About this task — Each line of the records that holds "JSON" should be shown in full.

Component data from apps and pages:

____

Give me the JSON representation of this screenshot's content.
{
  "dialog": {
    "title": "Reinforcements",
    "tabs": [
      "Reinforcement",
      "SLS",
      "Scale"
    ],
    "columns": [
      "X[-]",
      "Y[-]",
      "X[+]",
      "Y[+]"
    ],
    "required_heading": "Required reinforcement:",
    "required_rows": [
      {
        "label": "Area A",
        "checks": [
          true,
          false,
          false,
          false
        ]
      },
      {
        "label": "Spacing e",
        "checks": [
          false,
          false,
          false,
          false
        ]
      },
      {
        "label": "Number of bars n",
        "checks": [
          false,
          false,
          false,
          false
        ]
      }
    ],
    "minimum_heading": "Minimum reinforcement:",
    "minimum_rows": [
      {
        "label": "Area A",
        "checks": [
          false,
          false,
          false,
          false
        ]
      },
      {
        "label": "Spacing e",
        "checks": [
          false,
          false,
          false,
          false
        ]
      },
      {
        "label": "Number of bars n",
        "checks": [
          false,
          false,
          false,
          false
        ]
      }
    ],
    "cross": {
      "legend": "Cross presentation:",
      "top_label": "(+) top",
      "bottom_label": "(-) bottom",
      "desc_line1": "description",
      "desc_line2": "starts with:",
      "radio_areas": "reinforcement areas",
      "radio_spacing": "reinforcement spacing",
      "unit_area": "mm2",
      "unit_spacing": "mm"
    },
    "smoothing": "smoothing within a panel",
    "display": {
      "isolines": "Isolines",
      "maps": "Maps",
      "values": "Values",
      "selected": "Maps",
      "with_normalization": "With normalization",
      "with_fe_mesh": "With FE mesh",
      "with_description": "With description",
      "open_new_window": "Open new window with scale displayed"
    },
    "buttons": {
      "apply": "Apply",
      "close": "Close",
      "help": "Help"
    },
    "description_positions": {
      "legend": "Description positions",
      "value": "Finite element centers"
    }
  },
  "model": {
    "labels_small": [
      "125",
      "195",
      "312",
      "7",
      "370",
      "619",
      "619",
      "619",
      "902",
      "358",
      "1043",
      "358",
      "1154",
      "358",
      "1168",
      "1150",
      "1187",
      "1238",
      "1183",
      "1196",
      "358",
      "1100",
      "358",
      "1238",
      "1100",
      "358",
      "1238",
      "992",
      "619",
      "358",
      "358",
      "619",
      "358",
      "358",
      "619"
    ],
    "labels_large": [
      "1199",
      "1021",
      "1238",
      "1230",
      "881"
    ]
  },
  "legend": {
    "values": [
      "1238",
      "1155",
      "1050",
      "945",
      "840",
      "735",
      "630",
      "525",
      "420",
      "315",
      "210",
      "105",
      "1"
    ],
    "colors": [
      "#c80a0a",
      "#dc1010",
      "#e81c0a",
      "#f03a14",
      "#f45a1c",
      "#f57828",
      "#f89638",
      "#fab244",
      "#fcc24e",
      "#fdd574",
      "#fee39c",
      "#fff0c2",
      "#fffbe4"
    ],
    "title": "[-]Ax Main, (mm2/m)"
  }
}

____

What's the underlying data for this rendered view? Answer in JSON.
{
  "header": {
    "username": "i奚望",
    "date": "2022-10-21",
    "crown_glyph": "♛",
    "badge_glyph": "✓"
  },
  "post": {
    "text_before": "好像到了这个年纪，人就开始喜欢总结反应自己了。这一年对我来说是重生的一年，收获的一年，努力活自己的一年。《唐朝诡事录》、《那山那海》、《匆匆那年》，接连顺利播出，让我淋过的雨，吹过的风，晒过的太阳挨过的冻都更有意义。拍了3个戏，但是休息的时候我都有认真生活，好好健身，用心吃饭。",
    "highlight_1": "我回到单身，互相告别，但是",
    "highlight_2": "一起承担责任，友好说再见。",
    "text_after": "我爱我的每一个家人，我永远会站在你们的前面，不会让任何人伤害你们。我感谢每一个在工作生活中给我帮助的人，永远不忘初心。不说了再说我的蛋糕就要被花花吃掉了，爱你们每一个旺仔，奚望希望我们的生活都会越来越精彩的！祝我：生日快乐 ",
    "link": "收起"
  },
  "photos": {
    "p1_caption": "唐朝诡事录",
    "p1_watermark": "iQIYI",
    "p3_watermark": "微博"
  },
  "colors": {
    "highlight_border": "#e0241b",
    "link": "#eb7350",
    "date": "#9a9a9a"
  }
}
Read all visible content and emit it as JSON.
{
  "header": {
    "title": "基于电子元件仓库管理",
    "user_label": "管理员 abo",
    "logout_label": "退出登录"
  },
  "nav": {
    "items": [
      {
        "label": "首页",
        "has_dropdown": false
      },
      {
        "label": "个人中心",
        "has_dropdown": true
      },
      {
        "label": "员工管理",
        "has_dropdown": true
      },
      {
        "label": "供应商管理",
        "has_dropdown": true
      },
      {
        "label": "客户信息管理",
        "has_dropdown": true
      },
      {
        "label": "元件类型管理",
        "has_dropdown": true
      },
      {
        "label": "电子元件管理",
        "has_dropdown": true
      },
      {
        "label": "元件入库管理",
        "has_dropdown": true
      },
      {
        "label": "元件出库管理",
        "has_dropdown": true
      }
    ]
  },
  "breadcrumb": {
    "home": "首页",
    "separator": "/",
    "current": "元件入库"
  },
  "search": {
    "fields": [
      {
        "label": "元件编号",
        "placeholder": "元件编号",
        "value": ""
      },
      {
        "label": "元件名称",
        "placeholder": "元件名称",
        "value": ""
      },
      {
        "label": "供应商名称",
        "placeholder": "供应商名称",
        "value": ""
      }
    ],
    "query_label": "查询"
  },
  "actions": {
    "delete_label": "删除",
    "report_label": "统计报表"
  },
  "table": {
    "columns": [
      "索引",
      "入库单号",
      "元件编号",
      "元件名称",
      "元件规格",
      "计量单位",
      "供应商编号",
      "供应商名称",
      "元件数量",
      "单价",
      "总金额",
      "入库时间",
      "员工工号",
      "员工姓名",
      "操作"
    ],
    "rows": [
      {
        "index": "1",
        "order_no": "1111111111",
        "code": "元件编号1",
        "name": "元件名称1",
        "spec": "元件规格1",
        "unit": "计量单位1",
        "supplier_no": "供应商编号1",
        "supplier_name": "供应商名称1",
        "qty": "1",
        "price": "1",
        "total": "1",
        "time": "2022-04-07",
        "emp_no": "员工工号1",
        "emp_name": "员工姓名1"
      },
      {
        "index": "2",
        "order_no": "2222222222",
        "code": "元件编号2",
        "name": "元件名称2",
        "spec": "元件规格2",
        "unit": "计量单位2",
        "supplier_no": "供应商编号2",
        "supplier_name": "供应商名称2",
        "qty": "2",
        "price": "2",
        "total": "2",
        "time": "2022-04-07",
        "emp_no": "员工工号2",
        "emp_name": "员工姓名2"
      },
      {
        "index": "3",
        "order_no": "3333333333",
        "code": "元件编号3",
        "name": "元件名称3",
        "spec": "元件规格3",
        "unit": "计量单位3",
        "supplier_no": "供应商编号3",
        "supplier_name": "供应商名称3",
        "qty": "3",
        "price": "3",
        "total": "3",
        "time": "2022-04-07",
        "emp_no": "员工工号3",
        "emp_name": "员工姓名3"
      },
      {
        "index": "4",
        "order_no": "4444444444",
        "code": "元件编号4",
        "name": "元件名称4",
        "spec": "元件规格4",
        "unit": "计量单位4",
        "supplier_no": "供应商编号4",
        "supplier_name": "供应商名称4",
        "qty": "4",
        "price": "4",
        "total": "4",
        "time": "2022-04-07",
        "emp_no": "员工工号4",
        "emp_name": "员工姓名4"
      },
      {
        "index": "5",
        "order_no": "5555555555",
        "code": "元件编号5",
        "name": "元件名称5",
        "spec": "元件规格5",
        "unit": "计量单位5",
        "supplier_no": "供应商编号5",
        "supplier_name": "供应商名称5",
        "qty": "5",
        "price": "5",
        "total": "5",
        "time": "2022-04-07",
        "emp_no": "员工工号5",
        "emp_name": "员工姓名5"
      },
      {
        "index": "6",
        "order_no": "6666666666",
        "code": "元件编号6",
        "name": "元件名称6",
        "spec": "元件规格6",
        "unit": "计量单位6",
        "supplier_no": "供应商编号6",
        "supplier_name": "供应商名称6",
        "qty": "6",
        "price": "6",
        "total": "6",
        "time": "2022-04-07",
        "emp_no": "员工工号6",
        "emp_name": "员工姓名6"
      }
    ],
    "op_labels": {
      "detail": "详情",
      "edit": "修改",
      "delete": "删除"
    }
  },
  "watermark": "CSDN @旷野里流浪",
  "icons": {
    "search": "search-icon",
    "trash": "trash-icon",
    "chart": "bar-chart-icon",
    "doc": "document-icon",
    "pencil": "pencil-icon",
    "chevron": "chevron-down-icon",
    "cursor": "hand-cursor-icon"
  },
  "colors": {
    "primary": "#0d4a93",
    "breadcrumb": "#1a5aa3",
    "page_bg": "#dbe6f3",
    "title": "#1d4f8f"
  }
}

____

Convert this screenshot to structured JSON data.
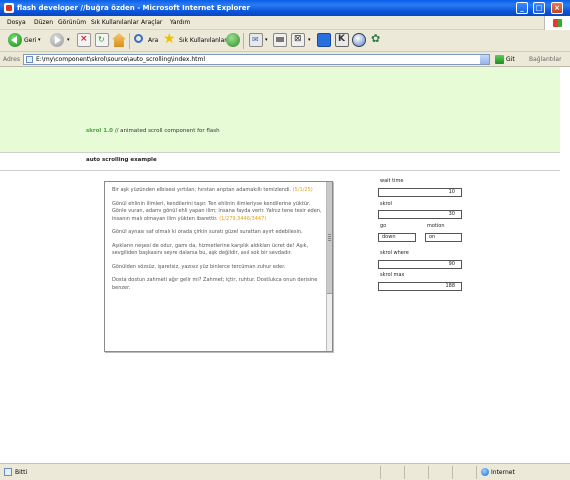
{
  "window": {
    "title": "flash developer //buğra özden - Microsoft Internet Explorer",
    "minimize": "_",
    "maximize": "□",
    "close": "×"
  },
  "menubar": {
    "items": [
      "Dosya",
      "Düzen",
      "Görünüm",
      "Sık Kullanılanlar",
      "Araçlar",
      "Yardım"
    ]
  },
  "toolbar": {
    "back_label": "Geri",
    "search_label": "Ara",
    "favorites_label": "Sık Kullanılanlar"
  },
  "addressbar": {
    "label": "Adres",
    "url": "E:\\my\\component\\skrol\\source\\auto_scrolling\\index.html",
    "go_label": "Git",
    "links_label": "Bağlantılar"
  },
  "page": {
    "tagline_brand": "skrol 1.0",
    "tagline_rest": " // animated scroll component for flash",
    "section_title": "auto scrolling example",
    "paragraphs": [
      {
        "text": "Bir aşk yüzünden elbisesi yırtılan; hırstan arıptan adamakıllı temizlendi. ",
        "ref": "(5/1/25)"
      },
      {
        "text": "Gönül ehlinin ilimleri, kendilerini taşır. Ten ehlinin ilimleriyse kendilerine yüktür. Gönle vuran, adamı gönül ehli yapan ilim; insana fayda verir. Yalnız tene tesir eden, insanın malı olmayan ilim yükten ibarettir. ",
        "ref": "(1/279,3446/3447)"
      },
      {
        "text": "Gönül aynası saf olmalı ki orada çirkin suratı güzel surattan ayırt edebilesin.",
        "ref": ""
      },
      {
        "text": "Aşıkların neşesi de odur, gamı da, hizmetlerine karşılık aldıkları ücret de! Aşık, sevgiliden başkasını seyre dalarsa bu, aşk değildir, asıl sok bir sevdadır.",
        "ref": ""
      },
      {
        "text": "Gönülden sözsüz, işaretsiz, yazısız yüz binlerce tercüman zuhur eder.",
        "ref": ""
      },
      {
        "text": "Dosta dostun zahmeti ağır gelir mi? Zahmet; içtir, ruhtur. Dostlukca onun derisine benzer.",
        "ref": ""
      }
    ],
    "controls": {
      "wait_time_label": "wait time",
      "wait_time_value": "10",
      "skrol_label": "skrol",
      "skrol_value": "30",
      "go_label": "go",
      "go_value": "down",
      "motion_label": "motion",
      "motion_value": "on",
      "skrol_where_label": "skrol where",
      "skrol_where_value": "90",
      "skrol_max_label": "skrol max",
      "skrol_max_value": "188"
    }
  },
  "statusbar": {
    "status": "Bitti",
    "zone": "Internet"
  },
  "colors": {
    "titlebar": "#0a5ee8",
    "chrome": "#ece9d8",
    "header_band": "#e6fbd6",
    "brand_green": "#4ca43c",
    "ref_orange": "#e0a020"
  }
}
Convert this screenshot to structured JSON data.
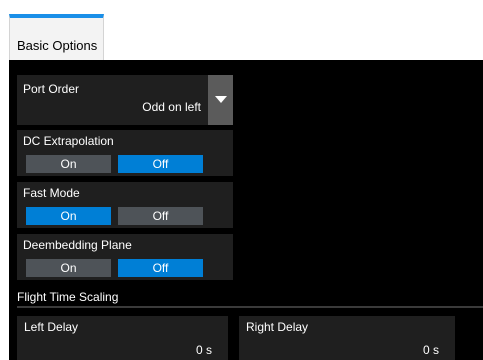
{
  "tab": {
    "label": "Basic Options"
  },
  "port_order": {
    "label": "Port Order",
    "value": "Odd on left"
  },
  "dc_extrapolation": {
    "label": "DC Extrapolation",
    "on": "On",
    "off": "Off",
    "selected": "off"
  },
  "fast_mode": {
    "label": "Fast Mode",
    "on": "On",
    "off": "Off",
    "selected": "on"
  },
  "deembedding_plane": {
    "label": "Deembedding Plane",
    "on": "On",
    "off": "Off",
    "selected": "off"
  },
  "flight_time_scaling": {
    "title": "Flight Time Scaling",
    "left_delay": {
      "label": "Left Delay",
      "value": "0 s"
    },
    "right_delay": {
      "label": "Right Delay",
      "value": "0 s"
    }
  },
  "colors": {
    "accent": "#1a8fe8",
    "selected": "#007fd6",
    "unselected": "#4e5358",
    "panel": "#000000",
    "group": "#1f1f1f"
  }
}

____

Task output —
Give me the JSON representation of this screenshot's content.
What's the underlying data for this rendered view? Answer in JSON.
Read all visible content and emit it as JSON.
Convert this screenshot to structured JSON data.
Convert this screenshot to structured JSON data.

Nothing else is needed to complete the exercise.